Belgium is once again implementing several strict measures to combat the rapid rise in coronavirus infections, announced Prime Minister Alexander De Croo during a press conference on Wednesday.
“I want to start by making two observations,” said De Croo. “The first one: the alarm signals are in the red. We see that we have a huge number of infections in our country and the number of occupied beds has doubled in a fortnight.”
“We had all hoped to have a corona-free winter, but our country is not an island. If we look at the European map, we see the same trend across Europe, with a number of countries turning red again,” he added.
“The second observation is that we have the vaccinations, luckily,” De Croo said. “Nine out of ten people have been vaccinated. That is why we are not in lockdown now. That is thanks to all of you.”
“The virus variant we are seeing today is three times more infectious than the one that initially emerged. All alarm signals are red,” he stressed. “That is why we are taking broad measures. Measures everyone can follow, so we can avoid another lockdown.”
The Consultative Committee has opted for an approach of maximum caution, said De Croo. “But above all, this is an approach where we all make an effort together. We put the emphasis on prevention and protection, not closure.”
First of all, limiting social contacts, wearing a face mask and keeping the social distance of 1.5 metres remain of the utmost importance, De Croo stressed. If possible, meeting friends should also be done outside.
“We are also going towards a very broad face mask obligation,” he said. “This includes indoor areas, but also at events if they take place outside.”
This will be made mandatory for everyone from the age of 10 (instead of 12). Whether or not that obligation will also apply to the education sector is up to the Regions to decide, as Education is a regional competence.
Covid Safe Ticket+
Ventilation is crucial, which is why it was decided to better monitor the air quality in schools and, as a result, CO2 meters must be installed in classrooms where many people gather. The same arrangement applies to the workplace.
Teleworking will be compulsory four days a week until 12 December. After that, the obligation will be scaled down to three days a week. An exception is made for companies where teleworking is not possible.
“We are also introducing the ‘Covid Safe Ticket+’ rule,” De Croo said. This means that the face mask obligation will also be extended to all places where a Covid Safe Ticket (CST) is currently required.
In practice, this means at public events and private events with more than 50 people indoors or more than 100 people outdoors, in the hospitality industry, theatres, concert halls, cultural centres, cinemas and indoor amusement and theme parks.
Nightclubs, discos and dance halls that do not want to apply compulsory face masks must require a self-test at the entrance, on top of a valid CST.

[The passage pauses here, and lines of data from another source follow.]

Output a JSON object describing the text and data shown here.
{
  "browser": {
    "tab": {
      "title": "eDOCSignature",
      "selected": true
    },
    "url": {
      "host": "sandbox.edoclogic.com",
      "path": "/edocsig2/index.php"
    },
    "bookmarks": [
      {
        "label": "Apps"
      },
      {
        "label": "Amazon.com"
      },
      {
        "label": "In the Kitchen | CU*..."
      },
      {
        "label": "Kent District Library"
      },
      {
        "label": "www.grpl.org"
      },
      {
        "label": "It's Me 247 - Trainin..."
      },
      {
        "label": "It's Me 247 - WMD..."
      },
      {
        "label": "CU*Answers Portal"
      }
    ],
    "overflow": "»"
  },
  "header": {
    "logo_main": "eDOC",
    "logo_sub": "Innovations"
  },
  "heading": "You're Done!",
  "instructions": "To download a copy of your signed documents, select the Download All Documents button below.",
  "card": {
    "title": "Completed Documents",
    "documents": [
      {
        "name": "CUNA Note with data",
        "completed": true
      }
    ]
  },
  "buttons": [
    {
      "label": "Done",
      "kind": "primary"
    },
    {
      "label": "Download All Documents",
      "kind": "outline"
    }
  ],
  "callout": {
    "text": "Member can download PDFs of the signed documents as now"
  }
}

For those who are fully vaccinated, a third shot will be given “as soon as possible,” De Croo said. There is no concrete timing yet, but he hopes that it will become clear how and when this will happen in the coming weeks.

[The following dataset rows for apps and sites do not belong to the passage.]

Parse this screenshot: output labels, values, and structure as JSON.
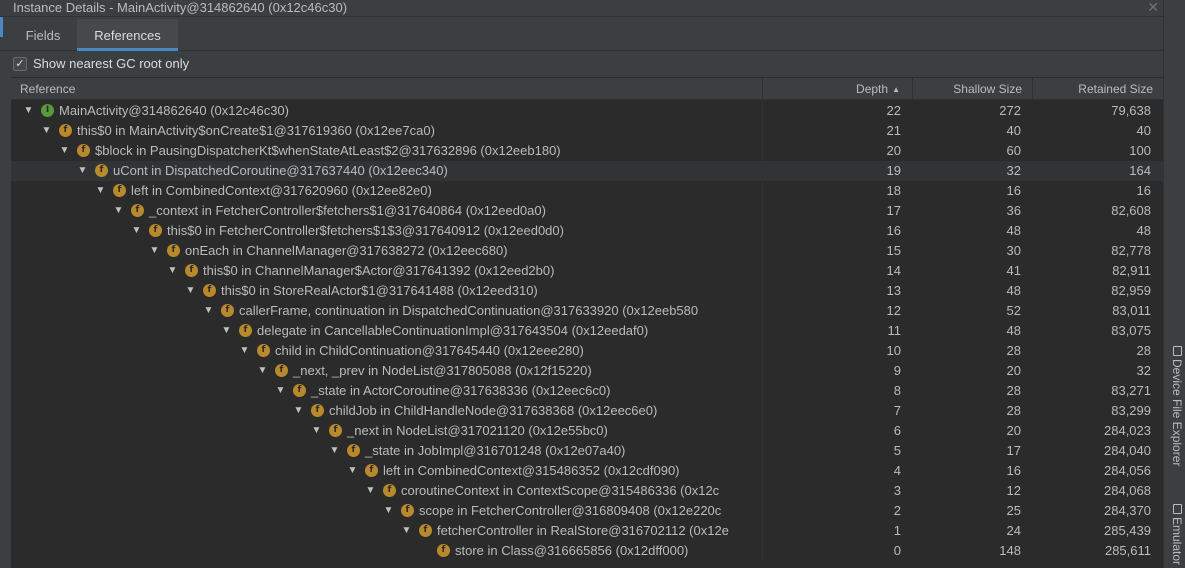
{
  "window": {
    "title": "Instance Details - MainActivity@314862640 (0x12c46c30)",
    "close_glyph": "✕"
  },
  "tabs": [
    {
      "label": "Fields"
    },
    {
      "label": "References",
      "active": true
    }
  ],
  "gc_filter": {
    "checked": true,
    "check_glyph": "✓",
    "label": "Show nearest GC root only"
  },
  "table": {
    "columns": {
      "reference": "Reference",
      "depth": "Depth",
      "shallow": "Shallow Size",
      "retained": "Retained Size"
    },
    "sort": {
      "column": "depth",
      "direction": "ascending",
      "glyph": "▲"
    },
    "rows": [
      {
        "icon": "instance",
        "icon_letter": "I",
        "text": "MainActivity@314862640 (0x12c46c30)",
        "depth": "22",
        "shallow": "272",
        "retained": "79,638"
      },
      {
        "icon": "field",
        "icon_letter": "f",
        "text": "this$0 in MainActivity$onCreate$1@317619360 (0x12ee7ca0)",
        "depth": "21",
        "shallow": "40",
        "retained": "40"
      },
      {
        "icon": "field",
        "icon_letter": "f",
        "text": "$block in PausingDispatcherKt$whenStateAtLeast$2@317632896 (0x12eeb180)",
        "depth": "20",
        "shallow": "60",
        "retained": "100"
      },
      {
        "icon": "field",
        "icon_letter": "f",
        "text": "uCont in DispatchedCoroutine@317637440 (0x12eec340)",
        "depth": "19",
        "shallow": "32",
        "retained": "164",
        "selected": true
      },
      {
        "icon": "field",
        "icon_letter": "f",
        "text": "left in CombinedContext@317620960 (0x12ee82e0)",
        "depth": "18",
        "shallow": "16",
        "retained": "16"
      },
      {
        "icon": "field",
        "icon_letter": "f",
        "text": "_context in FetcherController$fetchers$1@317640864 (0x12eed0a0)",
        "depth": "17",
        "shallow": "36",
        "retained": "82,608"
      },
      {
        "icon": "field",
        "icon_letter": "f",
        "text": "this$0 in FetcherController$fetchers$1$3@317640912 (0x12eed0d0)",
        "depth": "16",
        "shallow": "48",
        "retained": "48"
      },
      {
        "icon": "field",
        "icon_letter": "f",
        "text": "onEach in ChannelManager@317638272 (0x12eec680)",
        "depth": "15",
        "shallow": "30",
        "retained": "82,778"
      },
      {
        "icon": "field",
        "icon_letter": "f",
        "text": "this$0 in ChannelManager$Actor@317641392 (0x12eed2b0)",
        "depth": "14",
        "shallow": "41",
        "retained": "82,911"
      },
      {
        "icon": "field",
        "icon_letter": "f",
        "text": "this$0 in StoreRealActor$1@317641488 (0x12eed310)",
        "depth": "13",
        "shallow": "48",
        "retained": "82,959"
      },
      {
        "icon": "field",
        "icon_letter": "f",
        "text": "callerFrame, continuation in DispatchedContinuation@317633920 (0x12eeb580",
        "depth": "12",
        "shallow": "52",
        "retained": "83,011"
      },
      {
        "icon": "field",
        "icon_letter": "f",
        "text": "delegate in CancellableContinuationImpl@317643504 (0x12eedaf0)",
        "depth": "11",
        "shallow": "48",
        "retained": "83,075"
      },
      {
        "icon": "field",
        "icon_letter": "f",
        "text": "child in ChildContinuation@317645440 (0x12eee280)",
        "depth": "10",
        "shallow": "28",
        "retained": "28"
      },
      {
        "icon": "field",
        "icon_letter": "f",
        "text": "_next, _prev in NodeList@317805088 (0x12f15220)",
        "depth": "9",
        "shallow": "20",
        "retained": "32"
      },
      {
        "icon": "field",
        "icon_letter": "f",
        "text": "_state in ActorCoroutine@317638336 (0x12eec6c0)",
        "depth": "8",
        "shallow": "28",
        "retained": "83,271"
      },
      {
        "icon": "field",
        "icon_letter": "f",
        "text": "childJob in ChildHandleNode@317638368 (0x12eec6e0)",
        "depth": "7",
        "shallow": "28",
        "retained": "83,299"
      },
      {
        "icon": "field",
        "icon_letter": "f",
        "text": "_next in NodeList@317021120 (0x12e55bc0)",
        "depth": "6",
        "shallow": "20",
        "retained": "284,023"
      },
      {
        "icon": "field",
        "icon_letter": "f",
        "text": "_state in JobImpl@316701248 (0x12e07a40)",
        "depth": "5",
        "shallow": "17",
        "retained": "284,040"
      },
      {
        "icon": "field",
        "icon_letter": "f",
        "text": "left in CombinedContext@315486352 (0x12cdf090)",
        "depth": "4",
        "shallow": "16",
        "retained": "284,056"
      },
      {
        "icon": "field",
        "icon_letter": "f",
        "text": "coroutineContext in ContextScope@315486336 (0x12c",
        "depth": "3",
        "shallow": "12",
        "retained": "284,068"
      },
      {
        "icon": "field",
        "icon_letter": "f",
        "text": "scope in FetcherController@316809408 (0x12e220c",
        "depth": "2",
        "shallow": "25",
        "retained": "284,370"
      },
      {
        "icon": "field",
        "icon_letter": "f",
        "text": "fetcherController in RealStore@316702112 (0x12e",
        "depth": "1",
        "shallow": "24",
        "retained": "285,439"
      },
      {
        "icon": "field",
        "icon_letter": "f",
        "text": "store in Class@316665856 (0x12dff000)",
        "depth": "0",
        "shallow": "148",
        "retained": "285,611",
        "leaf": true
      }
    ]
  },
  "sidebar": {
    "tabs": [
      {
        "label": "Device File Explorer"
      },
      {
        "label": "Emulator"
      }
    ]
  }
}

Additionally, if there is a favourable opinion from the Superior Health Council and approval from the European Medicines Agency (EMA), vaccination of 5-11-year-olds will start as soon as possible. This will be done voluntarily.
‘An explosion of infections’

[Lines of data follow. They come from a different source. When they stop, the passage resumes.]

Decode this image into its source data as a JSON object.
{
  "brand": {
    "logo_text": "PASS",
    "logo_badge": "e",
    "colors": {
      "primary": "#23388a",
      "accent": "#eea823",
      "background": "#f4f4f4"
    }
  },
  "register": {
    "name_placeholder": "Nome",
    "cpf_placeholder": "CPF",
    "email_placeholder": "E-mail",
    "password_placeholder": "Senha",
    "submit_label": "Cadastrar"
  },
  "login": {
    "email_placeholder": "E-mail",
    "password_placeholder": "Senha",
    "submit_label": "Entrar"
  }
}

“These decisions are not easy. For many people they are undoubtedly disappointing,” said Federal Health Minister Frank Vandenbroucke. “But this is an absolute minimum.”
“Right now, we have an explosion of infections. I will give one figure that will also be on the Sciensano dashboard tomorrow: on 8 November, there were 15,224 infections in our country. The provisional figure for Monday, 15 November is 19,306,” he added.
“This is truly an explosion of infections. We must intervene everywhere and strongly,” Vandenbroucke said, stressing that checks and controls will be stricter from now on as well.
“Action will be taken if there are no CO2 meters, if the CST is not used correctly, and so on,” he said. “If we do not take the measures seriously, we will not get to the end of this.”
“The consequence is that people who have been vaccinated, but who have less resistance – such as those who are in poorer health, those who are older – are the ones who end up in hospital,” Vandenbroucke said.
“Even if the vaccines are an extremely good protection, when there is so much virus going around, there are a lot of casualties,” he added. “It is very sad to have to say that, despite all our efforts. We have to fight it together, in all sectors, in solidarity.”
These measures will enter into force on 20 November 2021 and will apply until 28 January 2022. In early January, the Consultative Committee will meet again to evaluate the situation and the restrictions.